◆ **Try it**
Filter the data for lines with the word "kind", then copy every line so identified.

◆ **Records provided**

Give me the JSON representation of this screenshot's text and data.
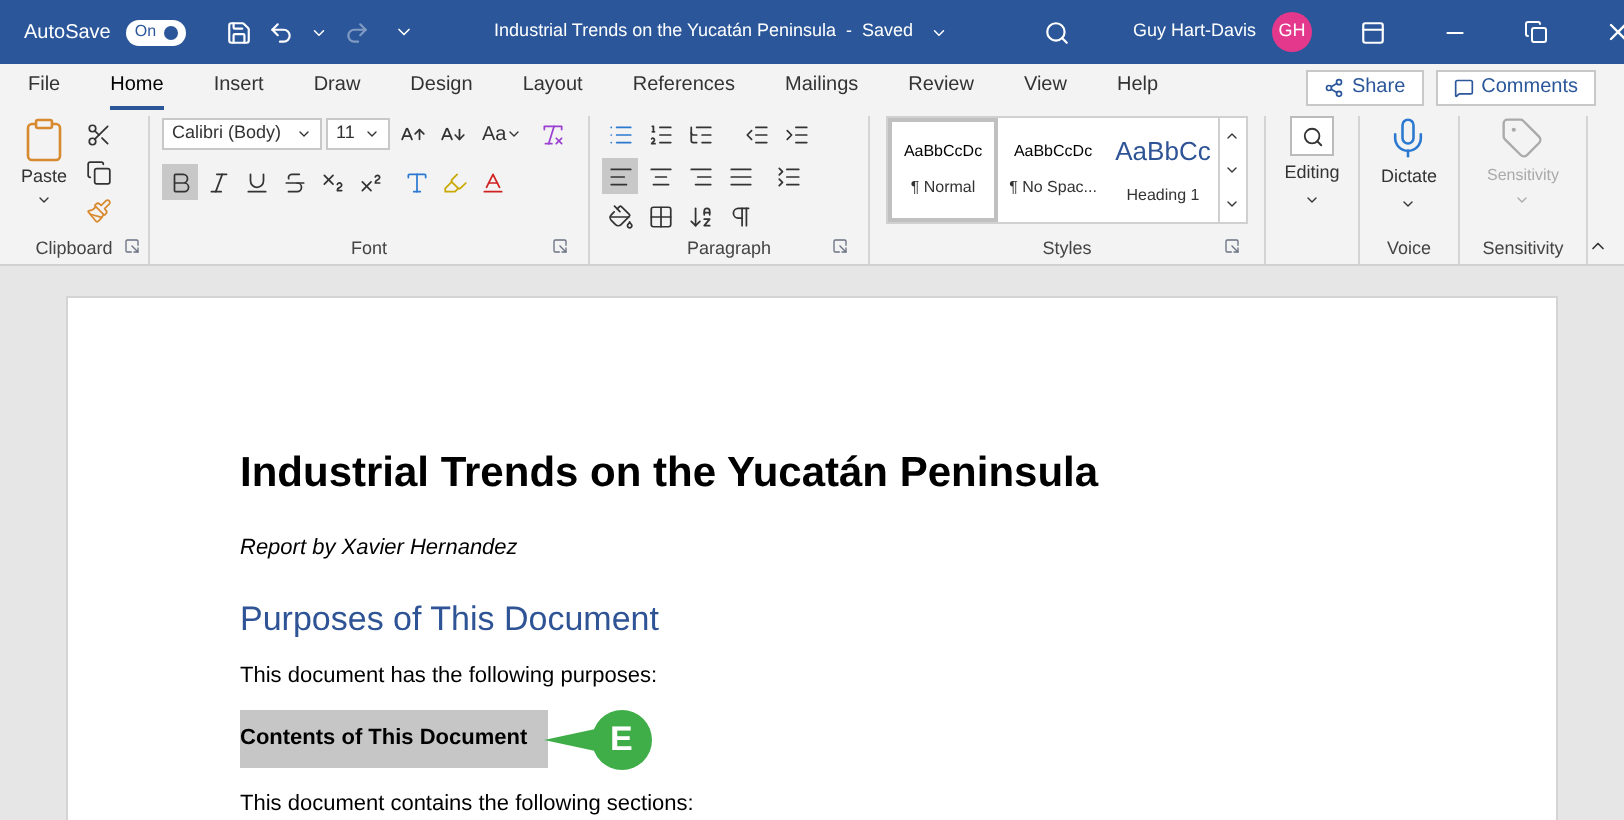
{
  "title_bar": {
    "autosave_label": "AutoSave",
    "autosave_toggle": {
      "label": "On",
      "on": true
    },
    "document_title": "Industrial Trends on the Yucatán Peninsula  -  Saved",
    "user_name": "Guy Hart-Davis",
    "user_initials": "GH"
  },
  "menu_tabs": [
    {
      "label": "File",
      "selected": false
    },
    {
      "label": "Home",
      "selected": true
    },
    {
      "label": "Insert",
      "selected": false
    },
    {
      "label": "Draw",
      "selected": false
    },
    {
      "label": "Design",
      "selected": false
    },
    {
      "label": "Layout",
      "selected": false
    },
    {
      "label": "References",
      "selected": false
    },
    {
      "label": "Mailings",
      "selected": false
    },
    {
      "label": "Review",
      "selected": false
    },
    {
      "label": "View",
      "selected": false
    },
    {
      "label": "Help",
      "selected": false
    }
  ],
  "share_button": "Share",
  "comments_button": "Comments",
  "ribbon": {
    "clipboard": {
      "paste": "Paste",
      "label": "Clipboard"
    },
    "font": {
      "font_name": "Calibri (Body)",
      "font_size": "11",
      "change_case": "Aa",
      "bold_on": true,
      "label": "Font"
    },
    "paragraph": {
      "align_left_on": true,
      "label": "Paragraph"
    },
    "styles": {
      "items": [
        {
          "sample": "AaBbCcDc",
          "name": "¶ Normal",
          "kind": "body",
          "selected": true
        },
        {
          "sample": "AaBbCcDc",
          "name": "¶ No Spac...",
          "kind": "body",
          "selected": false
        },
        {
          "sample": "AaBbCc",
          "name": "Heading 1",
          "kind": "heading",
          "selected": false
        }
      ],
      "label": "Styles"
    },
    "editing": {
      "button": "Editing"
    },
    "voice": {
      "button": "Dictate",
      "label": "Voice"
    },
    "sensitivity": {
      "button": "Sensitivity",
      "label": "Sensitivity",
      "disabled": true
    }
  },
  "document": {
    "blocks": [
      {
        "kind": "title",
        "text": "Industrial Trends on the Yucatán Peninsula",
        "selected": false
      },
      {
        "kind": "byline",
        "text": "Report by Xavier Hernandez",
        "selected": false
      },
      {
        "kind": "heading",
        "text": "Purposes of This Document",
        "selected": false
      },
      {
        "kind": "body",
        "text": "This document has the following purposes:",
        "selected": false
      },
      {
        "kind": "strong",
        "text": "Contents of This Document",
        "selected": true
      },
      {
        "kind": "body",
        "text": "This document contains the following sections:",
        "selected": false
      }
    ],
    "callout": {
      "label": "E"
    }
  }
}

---

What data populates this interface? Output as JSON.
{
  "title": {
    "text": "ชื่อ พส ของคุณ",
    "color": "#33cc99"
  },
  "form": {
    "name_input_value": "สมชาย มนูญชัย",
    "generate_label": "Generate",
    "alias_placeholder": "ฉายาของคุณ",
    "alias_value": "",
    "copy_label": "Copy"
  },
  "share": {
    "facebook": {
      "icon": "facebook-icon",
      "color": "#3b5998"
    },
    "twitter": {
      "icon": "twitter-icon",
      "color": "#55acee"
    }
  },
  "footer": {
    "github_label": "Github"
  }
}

◆ **The answer**
          "kind": "body",
          "kind": "body",
          "kind": "heading",
        "kind": "title",
        "kind": "byline",
        "kind": "heading",
        "kind": "body",
        "kind": "strong",
        "kind": "body",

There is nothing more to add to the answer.